This was one of the opening day tutorials at ZendCon this year, and I was honoured to be delivering this session there. I like to teach git and this crowd were at a variety of levels, they were interactive, and they asked great questions. And yes, I had a ball :)
This talk is really a case study of how and why you might build a website or other application out of two pieces: a frontend and a backend. This conference publishes video so that will appear in due course, but for now here's the feedback link and the slide deck:
This was a great session, split into two parts. The first half was a rather speedy tour through all the various skills that any git apprentice must study and master: good, curated commits, branching, merging, multiple remotes. Part two was "what do you want to know?" - we brainstormed a list of topics and the attendees voted on what they most wanted to see.
DrupalCon is a fun event, and it was a privilege to be able to go and tell that community all about what's changed in PHP between the current minimum version requirement for Drupal 7 (PHP 5.2!) and today. Great crowd as always :)
I visited DrupalCon as a tourist when it came to Amsterdam - I don't use Drupal at all but since it's built on PHP, there's quite a bit of overlap between the communities. I was delighted to come and present on OOP at this event, since the new version of Drupal will use many more of these features.
When @netmag asked me if I could write down just enough git to allow someone to get involved in open source, I jumped at the chance.
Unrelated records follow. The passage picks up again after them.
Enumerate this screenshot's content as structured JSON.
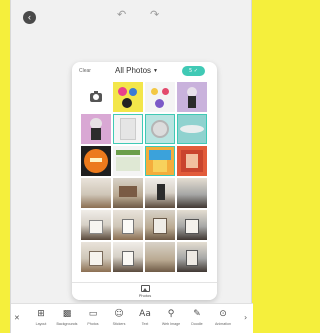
{
  "topbar": {
    "back_icon": "chevron-left-icon",
    "back_glyph": "‹",
    "undo_glyph": "↶",
    "redo_glyph": "↷"
  },
  "panel": {
    "clear_label": "Clear",
    "title": "All Photos",
    "title_caret": "▼",
    "confirm_glyph": "5 ✓",
    "footer_tab_label": "Photos"
  },
  "toolbar": {
    "close_glyph": "✕",
    "more_glyph": "›",
    "items": [
      {
        "label": "Layout",
        "glyph": "⊞",
        "icon": "layout-icon"
      },
      {
        "label": "Backgrounds",
        "glyph": "▩",
        "icon": "backgrounds-icon"
      },
      {
        "label": "Photos",
        "glyph": "▭",
        "icon": "photos-icon"
      },
      {
        "label": "Stickers",
        "glyph": "☺",
        "icon": "stickers-icon"
      },
      {
        "label": "Text",
        "glyph": "Aa",
        "icon": "text-icon"
      },
      {
        "label": "Web Image",
        "glyph": "⚲",
        "icon": "web-image-icon"
      },
      {
        "label": "Doodle",
        "glyph": "✎",
        "icon": "doodle-icon"
      },
      {
        "label": "Animation",
        "glyph": "⊙",
        "icon": "animation-icon"
      }
    ]
  },
  "colors": {
    "background": "#f5ef3c",
    "accent": "#40c9b5",
    "frame": "#f1f1f1"
  }
}
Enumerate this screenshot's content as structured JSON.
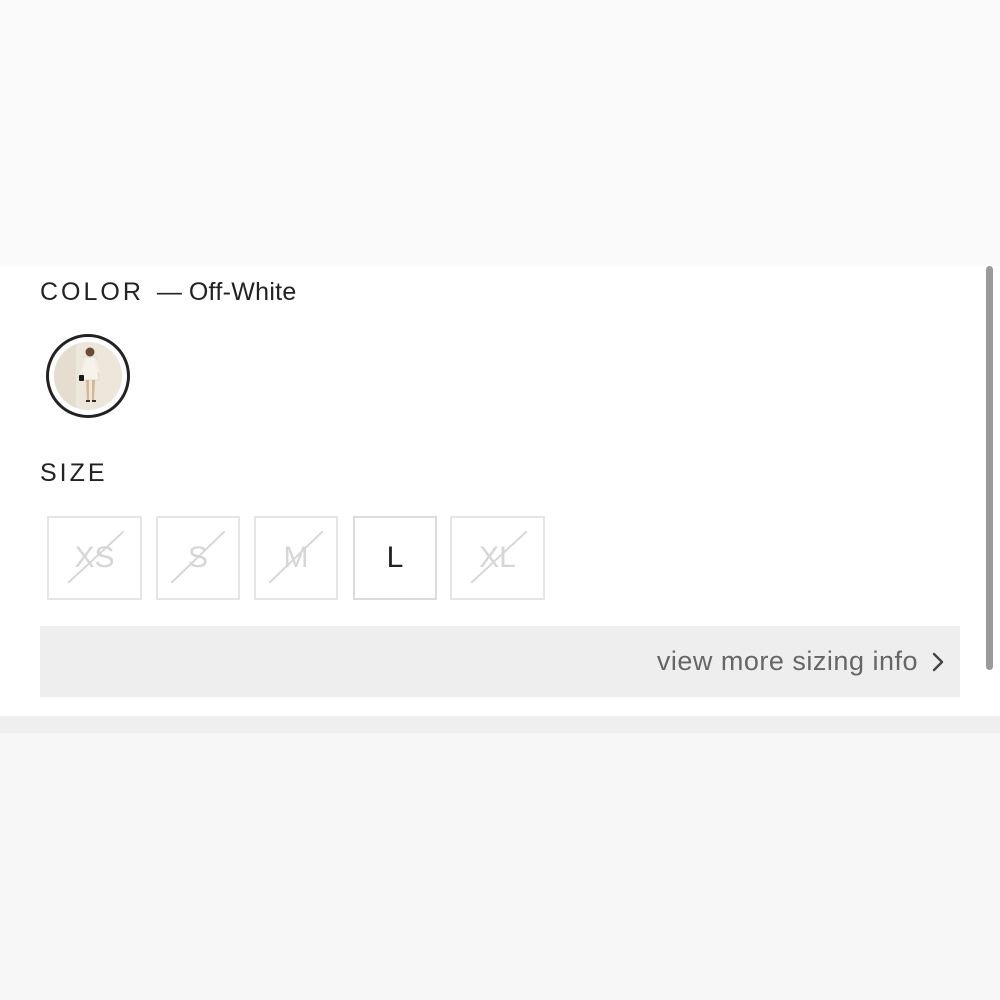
{
  "color": {
    "label": "COLOR",
    "separator": "—",
    "value": "Off-White"
  },
  "size": {
    "label": "SIZE",
    "options": [
      {
        "label": "XS",
        "available": false
      },
      {
        "label": "S",
        "available": false
      },
      {
        "label": "M",
        "available": false
      },
      {
        "label": "L",
        "available": true
      },
      {
        "label": "XL",
        "available": false
      }
    ]
  },
  "sizing_info": {
    "label": "view more sizing info",
    "icon": "chevron-right-icon"
  },
  "colors": {
    "text": "#222222",
    "muted_text": "#666666",
    "unavailable": "#d6d6d6",
    "button_bg": "#eeeeee",
    "scrollbar": "#9a9a9a"
  }
}
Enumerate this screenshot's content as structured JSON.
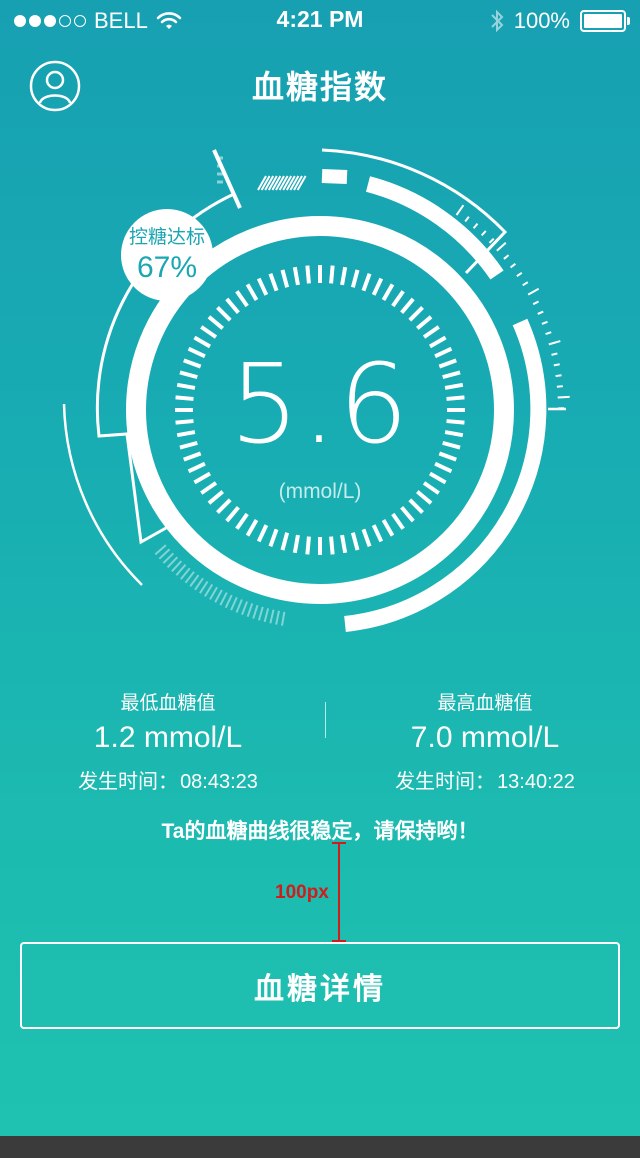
{
  "status_bar": {
    "carrier": "BELL",
    "time": "4:21 PM",
    "battery": "100%",
    "signal_dots_filled": 3,
    "signal_dots_total": 5,
    "icons": [
      "wifi-icon",
      "bluetooth-icon",
      "battery-icon"
    ]
  },
  "header": {
    "title": "血糖指数",
    "profile_icon": "user-icon"
  },
  "gauge": {
    "value": "5.6",
    "unit": "(mmol/L)",
    "control_badge": {
      "label": "控糖达标",
      "value": "67%"
    }
  },
  "stats": {
    "min": {
      "label": "最低血糖值",
      "value": "1.2 mmol/L",
      "time_label": "发生时间：",
      "time": "08:43:23"
    },
    "max": {
      "label": "最高血糖值",
      "value": "7.0 mmol/L",
      "time_label": "发生时间：",
      "time": "13:40:22"
    }
  },
  "message": "Ta的血糖曲线很稳定，请保持哟！",
  "annotation": {
    "label": "100px"
  },
  "detail_button": {
    "label": "血糖详情"
  },
  "colors": {
    "bg_top": "#17a0b2",
    "bg_bottom": "#1fc2b0",
    "annotation": "#d01c1c"
  }
}
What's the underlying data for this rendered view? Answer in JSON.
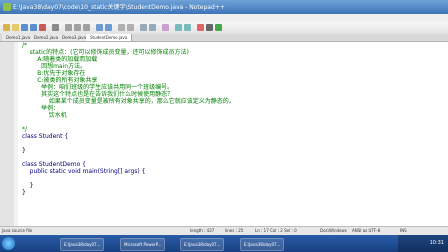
{
  "window": {
    "title": "E:\\Java38\\day07\\code\\10_static关键字\\StudentDemo.java - Notepad++"
  },
  "watermark": "优酷",
  "tabs": [
    {
      "label": "Demo1.java"
    },
    {
      "label": "Demo2.java"
    },
    {
      "label": "Demo3.java"
    },
    {
      "label": "StudentDemo.java"
    }
  ],
  "code_lines": [
    "/*",
    "    static的特点：(它可以修饰成员变量，还可以修饰成员方法)",
    "        A:随着类的加载而加载",
    "          回想main方法。",
    "        B:优先于对象存在",
    "        C:被类的所有对象共享",
    "          举例：咱们班级的学生应该共用同一个班级编号。",
    "          其实这个特点也是在告诉我们什么时候使用静态？",
    "              如果某个成员变量是被所有对象共享的，那么它就应该定义为静态的。",
    "          举例：",
    "              饮水机",
    "",
    "*/",
    "class Student {",
    "",
    "}",
    "",
    "class StudentDemo {",
    "    public static void main(String[] args) {",
    "",
    "    }",
    "}"
  ],
  "status": {
    "file_type": "Java source file",
    "length": "length : 437",
    "lines": "lines : 25",
    "position": "Ln : 17  Col : 2  Sel : 0",
    "eol": "Dos\\Windows",
    "encoding": "ANSI as UTF-8",
    "mode": "INS"
  },
  "taskbar": {
    "items": [
      "E:\\Java38\\day07...",
      "Microsoft PowerP...",
      "E:\\Java38\\day07...",
      "E:\\Java38\\day07..."
    ],
    "time": "10:31"
  }
}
Even better, they improved my felt-tip-pen diagrams and created something that is both useful and pretty! The article walks you through, getting the code you want to work on, keeping up with an evolving project, and some tips on how to create a great pull request that will get accepted and make you an open source contributor.